### Problem details:
Only a single number is expected: how many lines of the data hold the word "title".
───
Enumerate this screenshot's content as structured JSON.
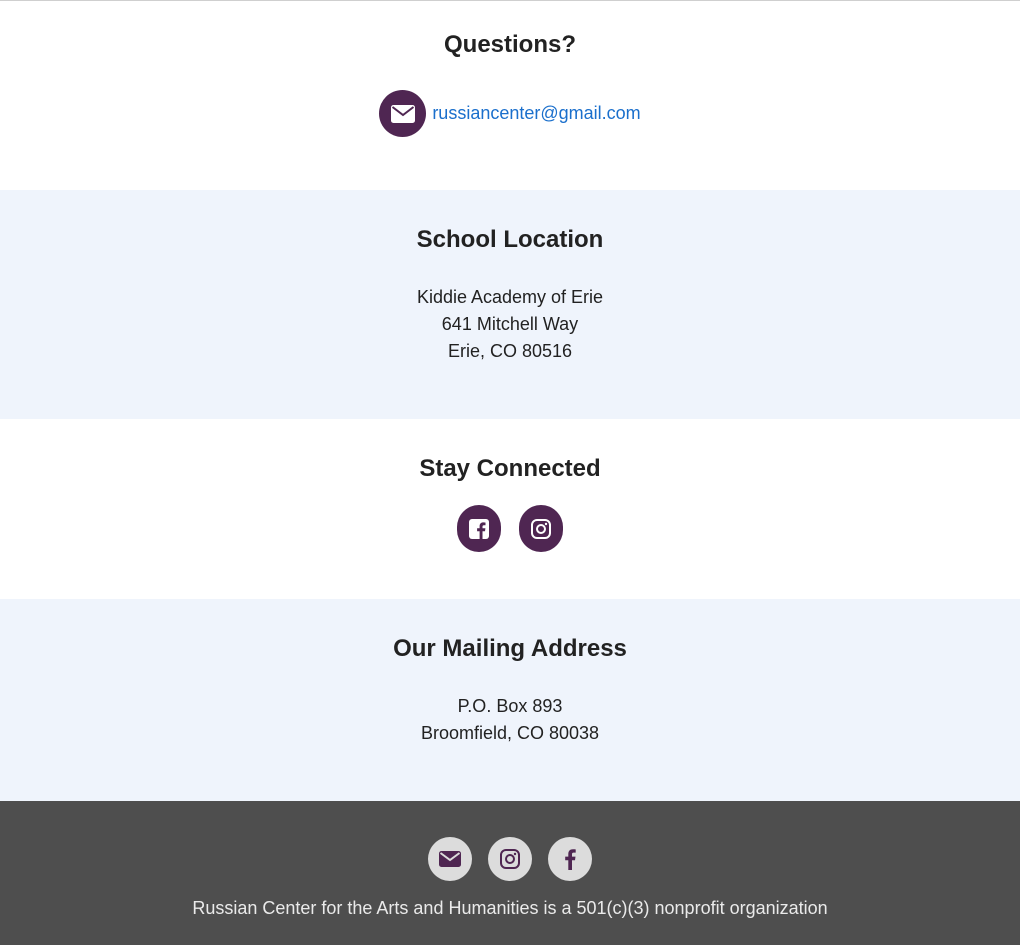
{
  "colors": {
    "accent_purple": "#4f2652",
    "link_blue": "#1a6fcc",
    "tint_background": "#eff4fc",
    "footer_background": "#4e4e4e",
    "footer_icon_background": "#dcdcdc"
  },
  "questions": {
    "title": "Questions?",
    "email_icon": "envelope-icon",
    "email": "russiancenter@gmail.com"
  },
  "school_location": {
    "title": "School Location",
    "lines": [
      "Kiddie Academy of Erie",
      "641 Mitchell Way",
      "Erie, CO 80516"
    ]
  },
  "stay_connected": {
    "title": "Stay Connected",
    "icons": [
      "facebook-square-icon",
      "instagram-icon"
    ]
  },
  "mailing_address": {
    "title": "Our Mailing Address",
    "lines": [
      "P.O. Box 893",
      "Broomfield, CO 80038"
    ]
  },
  "footer": {
    "icons": [
      "envelope-icon",
      "instagram-icon",
      "facebook-icon"
    ],
    "text": "Russian Center for the Arts and Humanities is a 501(c)(3) nonprofit organization"
  }
}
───
### Solved problem:
4